::: AVAILABLE DATA :::

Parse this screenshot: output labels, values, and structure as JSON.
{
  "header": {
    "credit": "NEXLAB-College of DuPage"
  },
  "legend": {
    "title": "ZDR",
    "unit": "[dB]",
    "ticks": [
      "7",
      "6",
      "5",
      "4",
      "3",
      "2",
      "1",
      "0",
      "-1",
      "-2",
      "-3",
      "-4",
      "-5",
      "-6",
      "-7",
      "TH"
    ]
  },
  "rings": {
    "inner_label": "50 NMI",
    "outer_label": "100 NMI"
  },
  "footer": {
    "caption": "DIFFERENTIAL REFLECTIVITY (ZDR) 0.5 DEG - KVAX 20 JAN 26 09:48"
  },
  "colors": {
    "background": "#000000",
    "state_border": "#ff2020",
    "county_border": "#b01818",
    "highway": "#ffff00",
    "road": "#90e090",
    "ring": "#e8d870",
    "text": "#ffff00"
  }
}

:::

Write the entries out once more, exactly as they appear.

Parse this screenshot: output labels, values, and structure as JSON.
{
  "header": {
    "credit": "NEXLAB-College of DuPage"
  },
  "legend": {
    "title": "ZDR",
    "unit": "[dB]",
    "ticks": [
      "7",
      "6",
      "5",
      "4",
      "3",
      "2",
      "1",
      "0",
      "-1",
      "-2",
      "-3",
      "-4",
      "-5",
      "-6",
      "-7",
      "TH"
    ]
  },
  "rings": {
    "inner_label": "50 NMI",
    "outer_label": "100 NMI"
  },
  "footer": {
    "caption": "DIFFERENTIAL REFLECTIVITY (ZDR) 0.5 DEG - KVAX 20 JAN 26 09:48"
  },
  "colors": {
    "background": "#000000",
    "state_border": "#ff2020",
    "county_border": "#b01818",
    "highway": "#ffff00",
    "road": "#90e090",
    "ring": "#e8d870",
    "text": "#ffff00"
  }
}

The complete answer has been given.